Maybe I am a little Ingerlander, only interested in the familiar. I know every Prem player by his walk, his smile, his scowl, his hair, and could not wait to welcome them all back. But what if playing in an empty stadium makes them remote and disembodied?
We have now had over a week of the Return, and the first surprise has been the haircuts. So that’s what they have been doing during lockdown. We know Ronaldo has a personal stylist with him everywhere, but our Prem players must be equally fortunate. They can’t all have married hairdressers, can they?

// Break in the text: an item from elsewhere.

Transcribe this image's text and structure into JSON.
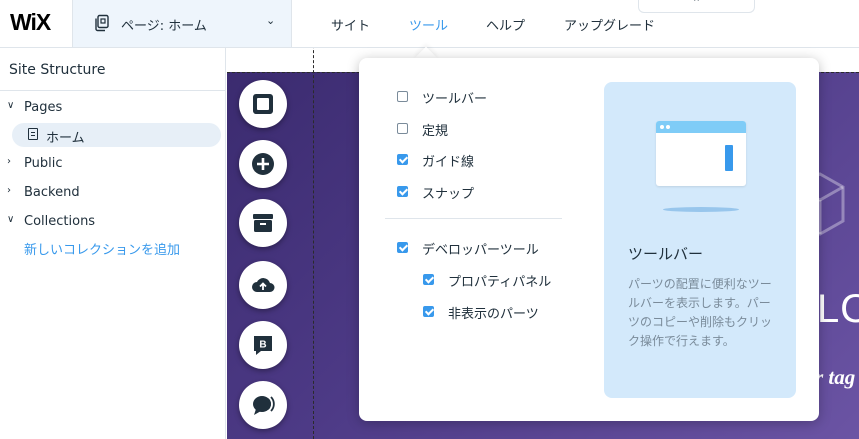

Lamela of Spurs has had a blonde rinse, while Grealish of Villa has employed a whole salon on his hair. They had to erect scaffolding to get that top knot in place. West Ham manager David Moyes has clearly not had a haircut, and has gone white. Roy Keane’s hair is wilder, which suits his character. I have grown a beard these past few months, but have not spotted a new one on the field. They had become so fashionable, early doors. Perhaps I should take mine off.
The lack of crowds, that is the weirdest thing. I started off with the artificial crowd noise in the background, to make me feel as if I were at the game with 60,000 fans. You can roughly identify the partisan home chants, such as West Ham fans blowing bubbles, Spurs marching on, as they try to simulate the home atmosphere, but the crowd noise is muted, clearly not live, or connected with the play. It becomes mere background, a low hubbub, lift music, restaurant music, lifeless, soulless wallpaper.

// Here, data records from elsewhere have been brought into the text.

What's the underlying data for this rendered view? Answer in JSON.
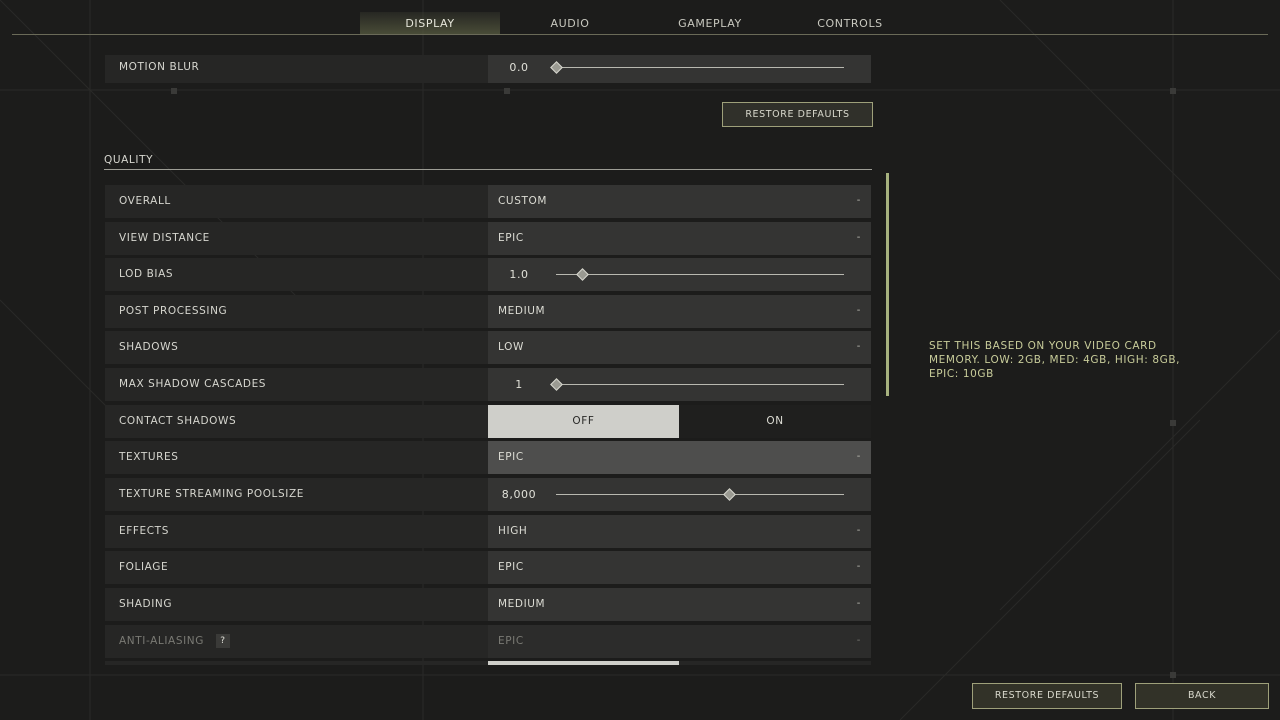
{
  "tabs": [
    {
      "label": "DISPLAY",
      "active": true
    },
    {
      "label": "AUDIO",
      "active": false
    },
    {
      "label": "GAMEPLAY",
      "active": false
    },
    {
      "label": "CONTROLS",
      "active": false
    }
  ],
  "motion_blur": {
    "label": "MOTION BLUR",
    "value": "0.0",
    "fraction": 0.0
  },
  "restore_defaults_section": "RESTORE DEFAULTS",
  "quality": {
    "title": "QUALITY",
    "rows": [
      {
        "label": "OVERALL",
        "type": "dropdown",
        "value": "CUSTOM"
      },
      {
        "label": "VIEW DISTANCE",
        "type": "dropdown",
        "value": "EPIC"
      },
      {
        "label": "LOD BIAS",
        "type": "slider",
        "value": "1.0",
        "fraction": 0.09
      },
      {
        "label": "POST PROCESSING",
        "type": "dropdown",
        "value": "MEDIUM"
      },
      {
        "label": "SHADOWS",
        "type": "dropdown",
        "value": "LOW"
      },
      {
        "label": "MAX SHADOW CASCADES",
        "type": "slider",
        "value": "1",
        "fraction": 0.0
      },
      {
        "label": "CONTACT SHADOWS",
        "type": "toggle",
        "off_label": "OFF",
        "on_label": "ON",
        "selected": "OFF"
      },
      {
        "label": "TEXTURES",
        "type": "dropdown",
        "value": "EPIC",
        "highlighted": true
      },
      {
        "label": "TEXTURE STREAMING POOLSIZE",
        "type": "slider",
        "value": "8,000",
        "fraction": 0.6
      },
      {
        "label": "EFFECTS",
        "type": "dropdown",
        "value": "HIGH"
      },
      {
        "label": "FOLIAGE",
        "type": "dropdown",
        "value": "EPIC"
      },
      {
        "label": "SHADING",
        "type": "dropdown",
        "value": "MEDIUM"
      },
      {
        "label": "ANTI-ALIASING",
        "type": "dropdown",
        "value": "EPIC",
        "disabled": true,
        "help_badge": "?"
      }
    ]
  },
  "dropdown_caret": "-",
  "help_text": "SET THIS BASED ON YOUR VIDEO CARD MEMORY. LOW: 2GB, MED: 4GB, HIGH: 8GB, EPIC: 10GB",
  "footer": {
    "restore_defaults": "RESTORE DEFAULTS",
    "back": "BACK"
  },
  "colors": {
    "background": "#1c1c1b",
    "accent": "#b9c08a",
    "help_text": "#c8cc9a"
  }
}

I began screaming in annoyance, until I realised you can change channels and choose to only hear the coaches and players shouting in what sounds like an empty swimming pool. I have become addicted to this. Their isolated shouts do follow and reflect the flow of the game. I’ve not detected any swearing, so far, but then my hearing is not what it was.
Does it matter, not having a crowd? Some players excel in training, yet freeze on the big stage. But most players say they can’t perform properly without an audience, can’t be arsed to turn it on. Like artists and actors, politicians and lawyers, they need a response.
If the home team is playing well, their crowd encourages and energises them to greater efforts. If they are playing badly, their fans will get on their backs. The home team will often ham it up, clattering the opposition, trying for penalties, shaking their fists at the baddies, knowing the home crowd will love it. There’s no point in doing it if no one is watching. Perhaps that is why in Germany playing at home has turned out not to be the usual advantage without fans.
The thing about crowds, either being in one or watching one, is that they keep you awake. They have a character and life of their own. Last weekend, I found myself dozing off. Well, I did watch four so-called live games on the trot. Overindulging, after such a long absence.
This article appears in the 24 Jun 2020 issue of the New Statesman, Political football